- _What this task involves_: A faithful copy of all the data is required; pictures should not be included.

- _Supplied material_:
....
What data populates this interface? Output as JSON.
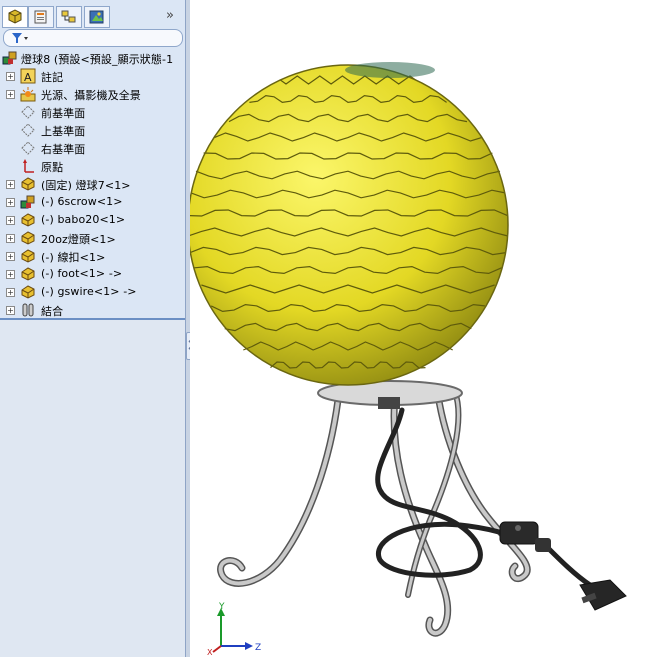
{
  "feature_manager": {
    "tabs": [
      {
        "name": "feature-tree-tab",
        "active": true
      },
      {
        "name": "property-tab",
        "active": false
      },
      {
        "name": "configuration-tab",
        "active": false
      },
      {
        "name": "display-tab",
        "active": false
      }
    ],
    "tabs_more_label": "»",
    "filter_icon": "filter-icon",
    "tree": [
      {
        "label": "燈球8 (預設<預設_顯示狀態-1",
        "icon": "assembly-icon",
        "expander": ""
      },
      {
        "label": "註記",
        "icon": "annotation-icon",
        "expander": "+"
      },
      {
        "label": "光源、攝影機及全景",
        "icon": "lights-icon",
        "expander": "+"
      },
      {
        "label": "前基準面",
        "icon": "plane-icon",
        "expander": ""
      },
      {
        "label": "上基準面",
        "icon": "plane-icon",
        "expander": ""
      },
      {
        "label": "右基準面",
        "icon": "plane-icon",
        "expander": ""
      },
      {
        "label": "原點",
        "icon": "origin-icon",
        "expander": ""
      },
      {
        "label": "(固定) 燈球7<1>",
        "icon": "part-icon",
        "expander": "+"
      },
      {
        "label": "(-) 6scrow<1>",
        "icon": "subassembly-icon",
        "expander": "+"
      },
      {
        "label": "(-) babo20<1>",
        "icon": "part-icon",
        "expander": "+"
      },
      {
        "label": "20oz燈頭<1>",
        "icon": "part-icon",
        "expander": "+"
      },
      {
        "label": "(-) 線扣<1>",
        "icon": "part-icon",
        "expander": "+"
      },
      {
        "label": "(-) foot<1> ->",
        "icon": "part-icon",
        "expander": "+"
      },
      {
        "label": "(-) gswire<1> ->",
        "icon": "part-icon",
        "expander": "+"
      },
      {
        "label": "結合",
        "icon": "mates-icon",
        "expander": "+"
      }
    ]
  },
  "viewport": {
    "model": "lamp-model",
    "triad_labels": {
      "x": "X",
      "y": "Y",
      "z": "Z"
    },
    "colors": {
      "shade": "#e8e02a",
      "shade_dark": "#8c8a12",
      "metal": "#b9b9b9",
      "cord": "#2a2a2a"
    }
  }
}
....
- _Output for this task_:
What data populates this interface? Output as JSON.
{
  "feature_manager": {
    "tabs": [
      {
        "name": "feature-tree-tab",
        "active": true
      },
      {
        "name": "property-tab",
        "active": false
      },
      {
        "name": "configuration-tab",
        "active": false
      },
      {
        "name": "display-tab",
        "active": false
      }
    ],
    "tabs_more_label": "»",
    "filter_icon": "filter-icon",
    "tree": [
      {
        "label": "燈球8 (預設<預設_顯示狀態-1",
        "icon": "assembly-icon",
        "expander": ""
      },
      {
        "label": "註記",
        "icon": "annotation-icon",
        "expander": "+"
      },
      {
        "label": "光源、攝影機及全景",
        "icon": "lights-icon",
        "expander": "+"
      },
      {
        "label": "前基準面",
        "icon": "plane-icon",
        "expander": ""
      },
      {
        "label": "上基準面",
        "icon": "plane-icon",
        "expander": ""
      },
      {
        "label": "右基準面",
        "icon": "plane-icon",
        "expander": ""
      },
      {
        "label": "原點",
        "icon": "origin-icon",
        "expander": ""
      },
      {
        "label": "(固定) 燈球7<1>",
        "icon": "part-icon",
        "expander": "+"
      },
      {
        "label": "(-) 6scrow<1>",
        "icon": "subassembly-icon",
        "expander": "+"
      },
      {
        "label": "(-) babo20<1>",
        "icon": "part-icon",
        "expander": "+"
      },
      {
        "label": "20oz燈頭<1>",
        "icon": "part-icon",
        "expander": "+"
      },
      {
        "label": "(-) 線扣<1>",
        "icon": "part-icon",
        "expander": "+"
      },
      {
        "label": "(-) foot<1> ->",
        "icon": "part-icon",
        "expander": "+"
      },
      {
        "label": "(-) gswire<1> ->",
        "icon": "part-icon",
        "expander": "+"
      },
      {
        "label": "結合",
        "icon": "mates-icon",
        "expander": "+"
      }
    ]
  },
  "viewport": {
    "model": "lamp-model",
    "triad_labels": {
      "x": "X",
      "y": "Y",
      "z": "Z"
    },
    "colors": {
      "shade": "#e8e02a",
      "shade_dark": "#8c8a12",
      "metal": "#b9b9b9",
      "cord": "#2a2a2a"
    }
  }
}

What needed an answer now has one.